Three former American soldiers who served in Iraq are going public about the realities of the U.S. military occupation in Iraq and Afghanistan, where they claim routine acts of excessive violence upon local citizens stem from the U.S. chain of command. Former Army Specialists Josh Stieber, Ray Corcoles and Ethan McCord say that they thought they were going to Iraq to help the Iraqi people and advance freedom and democracy.
The fallout from Michael Hastings' inflammatory article in Rolling Stone about General Stanley McChrystal continues as journalists debate the appropriateness of Hastings' reporting.

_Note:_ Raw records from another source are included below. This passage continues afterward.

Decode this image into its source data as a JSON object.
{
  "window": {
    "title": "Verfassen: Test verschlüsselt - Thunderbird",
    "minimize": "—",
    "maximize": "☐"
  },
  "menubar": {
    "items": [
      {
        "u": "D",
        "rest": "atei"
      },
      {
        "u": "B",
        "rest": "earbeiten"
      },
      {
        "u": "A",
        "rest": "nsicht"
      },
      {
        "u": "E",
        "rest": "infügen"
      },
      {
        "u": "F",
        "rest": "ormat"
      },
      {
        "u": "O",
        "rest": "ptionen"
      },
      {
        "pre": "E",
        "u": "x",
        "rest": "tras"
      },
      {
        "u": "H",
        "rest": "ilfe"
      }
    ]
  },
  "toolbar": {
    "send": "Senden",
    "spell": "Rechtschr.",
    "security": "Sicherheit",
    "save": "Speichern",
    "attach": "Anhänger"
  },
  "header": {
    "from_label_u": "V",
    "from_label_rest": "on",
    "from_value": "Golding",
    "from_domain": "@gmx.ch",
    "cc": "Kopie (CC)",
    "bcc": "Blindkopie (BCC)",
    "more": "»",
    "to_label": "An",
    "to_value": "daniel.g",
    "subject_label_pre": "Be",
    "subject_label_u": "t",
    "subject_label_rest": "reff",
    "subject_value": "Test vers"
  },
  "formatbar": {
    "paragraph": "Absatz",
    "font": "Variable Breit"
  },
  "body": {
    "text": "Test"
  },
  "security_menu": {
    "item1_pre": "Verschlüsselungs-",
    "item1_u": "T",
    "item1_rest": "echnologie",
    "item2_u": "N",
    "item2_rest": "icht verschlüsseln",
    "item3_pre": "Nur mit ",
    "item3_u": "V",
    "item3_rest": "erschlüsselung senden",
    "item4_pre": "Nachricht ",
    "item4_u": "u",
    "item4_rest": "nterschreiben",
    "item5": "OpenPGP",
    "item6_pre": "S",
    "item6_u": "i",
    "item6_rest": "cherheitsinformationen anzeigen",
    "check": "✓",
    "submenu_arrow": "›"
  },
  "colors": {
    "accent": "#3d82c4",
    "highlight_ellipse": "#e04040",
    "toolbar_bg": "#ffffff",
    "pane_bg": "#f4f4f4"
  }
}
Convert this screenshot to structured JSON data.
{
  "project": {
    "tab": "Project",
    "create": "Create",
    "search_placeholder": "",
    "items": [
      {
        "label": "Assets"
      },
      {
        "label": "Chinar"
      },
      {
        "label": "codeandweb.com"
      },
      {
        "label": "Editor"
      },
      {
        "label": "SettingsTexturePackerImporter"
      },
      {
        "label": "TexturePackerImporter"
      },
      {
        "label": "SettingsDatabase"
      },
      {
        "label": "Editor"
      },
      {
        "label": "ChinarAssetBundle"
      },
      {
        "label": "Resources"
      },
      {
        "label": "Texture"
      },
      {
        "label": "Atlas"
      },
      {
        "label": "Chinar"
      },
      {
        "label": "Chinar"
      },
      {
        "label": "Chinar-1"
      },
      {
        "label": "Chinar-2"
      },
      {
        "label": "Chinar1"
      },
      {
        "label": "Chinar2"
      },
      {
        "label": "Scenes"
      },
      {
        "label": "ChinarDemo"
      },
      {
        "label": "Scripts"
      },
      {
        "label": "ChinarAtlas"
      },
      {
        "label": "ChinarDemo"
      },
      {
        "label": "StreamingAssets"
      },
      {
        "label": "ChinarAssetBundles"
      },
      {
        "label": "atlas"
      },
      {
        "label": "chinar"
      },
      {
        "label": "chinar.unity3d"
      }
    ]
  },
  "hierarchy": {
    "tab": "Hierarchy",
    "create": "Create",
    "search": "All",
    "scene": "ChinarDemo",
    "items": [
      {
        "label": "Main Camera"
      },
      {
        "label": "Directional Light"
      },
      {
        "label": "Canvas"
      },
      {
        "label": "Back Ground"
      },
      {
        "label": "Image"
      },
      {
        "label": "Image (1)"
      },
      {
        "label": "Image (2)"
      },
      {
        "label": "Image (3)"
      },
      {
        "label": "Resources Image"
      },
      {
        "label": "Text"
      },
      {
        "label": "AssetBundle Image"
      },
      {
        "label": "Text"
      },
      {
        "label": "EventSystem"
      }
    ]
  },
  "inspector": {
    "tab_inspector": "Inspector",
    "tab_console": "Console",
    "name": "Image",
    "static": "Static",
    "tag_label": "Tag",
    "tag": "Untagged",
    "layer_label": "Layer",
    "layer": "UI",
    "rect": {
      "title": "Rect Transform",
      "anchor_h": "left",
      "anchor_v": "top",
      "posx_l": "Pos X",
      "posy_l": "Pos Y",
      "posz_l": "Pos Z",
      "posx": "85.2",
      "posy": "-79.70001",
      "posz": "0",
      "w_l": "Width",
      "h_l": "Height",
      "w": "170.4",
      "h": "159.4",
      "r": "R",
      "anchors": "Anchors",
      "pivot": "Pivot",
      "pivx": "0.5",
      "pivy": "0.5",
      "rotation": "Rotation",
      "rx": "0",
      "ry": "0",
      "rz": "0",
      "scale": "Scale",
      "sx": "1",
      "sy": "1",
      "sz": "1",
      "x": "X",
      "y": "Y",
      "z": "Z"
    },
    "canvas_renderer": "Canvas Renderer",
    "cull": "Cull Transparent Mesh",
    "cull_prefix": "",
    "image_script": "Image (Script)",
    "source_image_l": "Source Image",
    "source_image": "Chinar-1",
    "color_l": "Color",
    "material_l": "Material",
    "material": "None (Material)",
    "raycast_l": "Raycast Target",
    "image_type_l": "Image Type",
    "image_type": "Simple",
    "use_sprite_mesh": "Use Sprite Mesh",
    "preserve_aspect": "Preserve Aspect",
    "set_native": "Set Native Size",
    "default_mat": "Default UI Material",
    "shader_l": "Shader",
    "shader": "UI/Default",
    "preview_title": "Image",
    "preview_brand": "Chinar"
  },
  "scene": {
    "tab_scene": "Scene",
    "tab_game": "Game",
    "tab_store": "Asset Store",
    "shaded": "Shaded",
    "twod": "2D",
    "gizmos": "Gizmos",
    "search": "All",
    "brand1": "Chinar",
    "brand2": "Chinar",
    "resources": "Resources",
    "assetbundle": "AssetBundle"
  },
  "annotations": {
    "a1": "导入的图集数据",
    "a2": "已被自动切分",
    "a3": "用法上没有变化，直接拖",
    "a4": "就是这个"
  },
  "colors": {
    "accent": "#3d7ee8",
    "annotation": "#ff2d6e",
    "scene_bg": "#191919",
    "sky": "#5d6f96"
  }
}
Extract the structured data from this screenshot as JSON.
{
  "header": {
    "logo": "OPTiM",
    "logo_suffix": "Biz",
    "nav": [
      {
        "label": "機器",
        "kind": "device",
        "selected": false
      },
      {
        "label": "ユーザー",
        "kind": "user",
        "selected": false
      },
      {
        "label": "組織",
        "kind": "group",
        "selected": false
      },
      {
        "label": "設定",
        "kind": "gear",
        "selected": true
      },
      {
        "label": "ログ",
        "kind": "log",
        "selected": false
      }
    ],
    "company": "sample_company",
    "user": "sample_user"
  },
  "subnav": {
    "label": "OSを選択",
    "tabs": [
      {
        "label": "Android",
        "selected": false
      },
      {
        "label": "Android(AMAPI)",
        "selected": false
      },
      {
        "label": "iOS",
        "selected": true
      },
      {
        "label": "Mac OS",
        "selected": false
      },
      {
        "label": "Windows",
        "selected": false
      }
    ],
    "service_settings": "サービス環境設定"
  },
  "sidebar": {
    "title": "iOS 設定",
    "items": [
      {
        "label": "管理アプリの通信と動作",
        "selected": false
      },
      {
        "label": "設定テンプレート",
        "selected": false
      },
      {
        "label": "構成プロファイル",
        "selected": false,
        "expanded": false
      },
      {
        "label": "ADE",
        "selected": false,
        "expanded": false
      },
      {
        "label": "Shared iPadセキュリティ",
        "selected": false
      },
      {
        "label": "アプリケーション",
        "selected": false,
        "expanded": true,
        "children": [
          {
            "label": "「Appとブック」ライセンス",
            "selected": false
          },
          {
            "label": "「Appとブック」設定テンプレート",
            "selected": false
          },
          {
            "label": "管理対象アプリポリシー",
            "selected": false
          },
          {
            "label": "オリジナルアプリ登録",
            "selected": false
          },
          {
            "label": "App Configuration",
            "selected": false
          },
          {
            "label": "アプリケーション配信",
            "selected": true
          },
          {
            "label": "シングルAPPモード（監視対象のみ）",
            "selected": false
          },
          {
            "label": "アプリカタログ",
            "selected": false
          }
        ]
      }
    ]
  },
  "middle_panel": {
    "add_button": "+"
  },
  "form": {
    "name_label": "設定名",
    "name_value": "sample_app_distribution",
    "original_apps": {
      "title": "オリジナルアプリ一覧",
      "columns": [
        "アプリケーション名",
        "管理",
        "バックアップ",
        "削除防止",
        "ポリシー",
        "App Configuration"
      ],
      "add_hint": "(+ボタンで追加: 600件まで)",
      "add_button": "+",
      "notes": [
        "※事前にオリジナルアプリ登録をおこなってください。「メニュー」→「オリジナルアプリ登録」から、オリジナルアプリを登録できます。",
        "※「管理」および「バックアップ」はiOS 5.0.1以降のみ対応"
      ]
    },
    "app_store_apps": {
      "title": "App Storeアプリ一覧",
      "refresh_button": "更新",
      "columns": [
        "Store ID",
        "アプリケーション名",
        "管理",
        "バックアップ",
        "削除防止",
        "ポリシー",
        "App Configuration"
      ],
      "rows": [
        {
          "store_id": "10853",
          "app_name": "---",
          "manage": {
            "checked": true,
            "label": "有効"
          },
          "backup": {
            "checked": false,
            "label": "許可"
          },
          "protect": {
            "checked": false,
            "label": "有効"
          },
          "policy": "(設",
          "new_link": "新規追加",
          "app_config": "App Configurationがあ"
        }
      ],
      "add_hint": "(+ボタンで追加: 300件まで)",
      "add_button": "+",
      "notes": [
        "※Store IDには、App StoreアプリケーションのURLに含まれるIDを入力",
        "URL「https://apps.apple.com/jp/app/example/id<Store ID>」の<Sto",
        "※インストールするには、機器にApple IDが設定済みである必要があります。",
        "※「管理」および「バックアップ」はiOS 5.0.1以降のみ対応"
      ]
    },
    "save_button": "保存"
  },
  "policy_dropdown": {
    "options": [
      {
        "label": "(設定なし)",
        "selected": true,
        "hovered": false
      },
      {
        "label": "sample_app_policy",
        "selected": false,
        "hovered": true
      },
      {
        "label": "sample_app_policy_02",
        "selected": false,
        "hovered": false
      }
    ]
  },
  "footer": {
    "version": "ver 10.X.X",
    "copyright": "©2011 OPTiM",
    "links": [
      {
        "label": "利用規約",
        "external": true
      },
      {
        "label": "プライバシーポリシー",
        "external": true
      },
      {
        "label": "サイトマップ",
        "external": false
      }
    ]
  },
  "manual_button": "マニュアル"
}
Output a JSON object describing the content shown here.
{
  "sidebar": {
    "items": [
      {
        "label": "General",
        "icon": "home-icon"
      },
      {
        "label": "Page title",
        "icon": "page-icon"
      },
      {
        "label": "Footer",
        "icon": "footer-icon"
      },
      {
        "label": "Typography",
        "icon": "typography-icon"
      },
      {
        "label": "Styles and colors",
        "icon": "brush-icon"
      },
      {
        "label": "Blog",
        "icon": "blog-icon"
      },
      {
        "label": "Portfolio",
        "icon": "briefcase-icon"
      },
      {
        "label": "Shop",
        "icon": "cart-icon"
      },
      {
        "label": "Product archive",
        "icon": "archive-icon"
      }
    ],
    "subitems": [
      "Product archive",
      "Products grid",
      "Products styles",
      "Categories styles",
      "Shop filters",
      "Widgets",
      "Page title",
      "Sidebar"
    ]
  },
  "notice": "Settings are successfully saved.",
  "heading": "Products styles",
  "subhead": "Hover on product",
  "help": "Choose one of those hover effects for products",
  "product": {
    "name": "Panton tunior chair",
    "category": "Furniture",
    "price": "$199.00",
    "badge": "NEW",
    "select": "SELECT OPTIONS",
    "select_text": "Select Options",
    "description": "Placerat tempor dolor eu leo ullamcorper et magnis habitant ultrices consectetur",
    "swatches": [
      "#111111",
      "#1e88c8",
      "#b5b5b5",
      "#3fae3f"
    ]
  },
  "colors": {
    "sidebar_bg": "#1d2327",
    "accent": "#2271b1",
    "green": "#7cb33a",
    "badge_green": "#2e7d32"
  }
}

Glen Greenwald of Salon.com reports that Americans are being fed false and misleading "news" about the U.S. war in Afghanistan because major American media outlets, like the New York Times and CNN, publish propagandized Pentagon accounts of the violence and killing occurring there, without questioning the information they are fed.
An egregious example of this occurred on February 12, 2010, when NATO's joint international force issued a press release that bore the headline Joint Force Operating In Gardez Makes Gruesome Discovery. The release said that after "intelligence confirmed militant activity" in a compound near a village in Paktiya province, an international security force entered the compound and engaged "several insurgents" in a fire fight. Two "insurgents" were killed, the report said, and after the joint forces entered the compound, they "found the bodies of three women who had been tied up, gagged and killed."
But an Afghan news report about the same incident differed wildly.
The U.S. media told the public for weeks that a big, offensive battle was taking place in Marja, in Afghanistan, a "city of 80,000 people" in Helmand province which was also the logistical hub of the Taliban. The description gave the impression that the U.S. presence in Marja was a major strategic objective, and that the city was more important than other district centers in the province.
The private military contractor Blackwater -- which rebranded itself as "Xe" in February, 2009 to distance itself from negative incidents like the September, 2007 shooting in Baghdad's Nisoor Square that killed at least a dozen people -- has created a shell company called "Paravant" to try and keep winning lucrative government military contracts.
The U.S. Department of Labor (DOL) recently released updated figures for the number of civilian contractors killed in American war zones since September 1, 2001. A minimum of 1,688 civilians have died, and there have been over 37,000 injuries reported among people working for U.S. contractors in Iraq and Afghanistan -- but the DOL acknowledges that the report is incomplete.
General Stanley A. McChrystal, the top U.S. military and NATO commander in Afghanistan, wants to change strategic communications goals there from a "struggle for the 'hearts and minds' of the Afghan population to one of giving them 'trust and confidence'" in their government and their future. He also wants to focus on exposing insurgents' "flagrant contravention of the principles of the Koran," which is already a talking point for U.S.